Buﬀers are built using queues, because:
In order to preserve communication order, data must be removed from the buﬀer in the same
order in which it was put in.
We aren’t allowed to read from an empty buﬀer, or write to a full buﬀer.
Buﬀers are used anywhere the ﬂow of data needs to be “smoothed”:
streaming video
network communication
data transfer (“input/output") within computer system (e.g., console input&output, ﬁle input&output)
2.2 Process Scheudling
Queues are very common in operating systems for process scheduling in multiprocessing systems.
What is a multiprocessing system?
Multiple programs all running "at the same time", sharing the same CPU(s).
If there is one CPU and several programs, are they really all running at the same time?
What is process scheduling?
When, and for how long, (and on which processor) does a program get to run?
In other words, process scheduling seeks to share limited CPU resources between multiple processes
in a fair way.

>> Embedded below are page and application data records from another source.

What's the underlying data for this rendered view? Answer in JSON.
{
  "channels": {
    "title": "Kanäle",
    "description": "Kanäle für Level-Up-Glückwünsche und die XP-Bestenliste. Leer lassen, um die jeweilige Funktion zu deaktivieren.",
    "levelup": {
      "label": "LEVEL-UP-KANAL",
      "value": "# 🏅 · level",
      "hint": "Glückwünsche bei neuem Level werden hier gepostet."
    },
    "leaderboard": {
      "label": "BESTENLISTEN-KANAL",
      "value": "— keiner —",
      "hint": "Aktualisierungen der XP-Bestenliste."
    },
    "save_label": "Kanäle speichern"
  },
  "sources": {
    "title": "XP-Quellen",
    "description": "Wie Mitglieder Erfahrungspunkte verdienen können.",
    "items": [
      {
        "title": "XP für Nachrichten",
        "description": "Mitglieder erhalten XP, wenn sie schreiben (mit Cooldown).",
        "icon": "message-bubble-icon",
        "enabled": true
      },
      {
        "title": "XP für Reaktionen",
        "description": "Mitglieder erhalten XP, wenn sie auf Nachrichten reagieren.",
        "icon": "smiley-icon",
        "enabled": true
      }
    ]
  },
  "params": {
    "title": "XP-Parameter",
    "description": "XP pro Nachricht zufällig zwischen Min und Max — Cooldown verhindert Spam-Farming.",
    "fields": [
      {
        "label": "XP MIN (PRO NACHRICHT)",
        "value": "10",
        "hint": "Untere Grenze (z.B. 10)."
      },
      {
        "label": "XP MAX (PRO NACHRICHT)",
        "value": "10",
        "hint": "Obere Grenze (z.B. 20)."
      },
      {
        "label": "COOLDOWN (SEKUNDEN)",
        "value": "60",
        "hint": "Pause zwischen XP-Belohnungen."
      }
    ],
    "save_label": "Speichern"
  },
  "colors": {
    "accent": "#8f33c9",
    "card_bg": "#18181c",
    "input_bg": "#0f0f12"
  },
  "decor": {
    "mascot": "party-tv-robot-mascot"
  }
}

Operating systems manage processes by storing all of the information about a process in a structure
called a process control block (PCB).
In the simplest form of scheduling, the process control blocks are placed on a queue. When a PCB
gets to the front of the queue, that process gets to run.
New processes are enqueued on the runnable queue.
When a process makes it to the front of the runnable queue, it runs for a ﬁxed amount of time, or until
it releases the CPU on its own (whichever comes ﬁrst).
A process may release the CPU early if it terminates, or enters an I/O wait state, etc.
A process that uses its full time gets re-enqueued on the tail of the runnable queue.
Processes that stop to wait for I/O are enqueued on an I/O wait queue (depending on kind of I/O).
Processes that are dequeued from an I/O wait queue (because their I/O is done) are enqueued on an
auxilliary runnable queue. This queue has priority over the normal runnable queue.
3
###### You're Reading a Preview

Unlock to view full version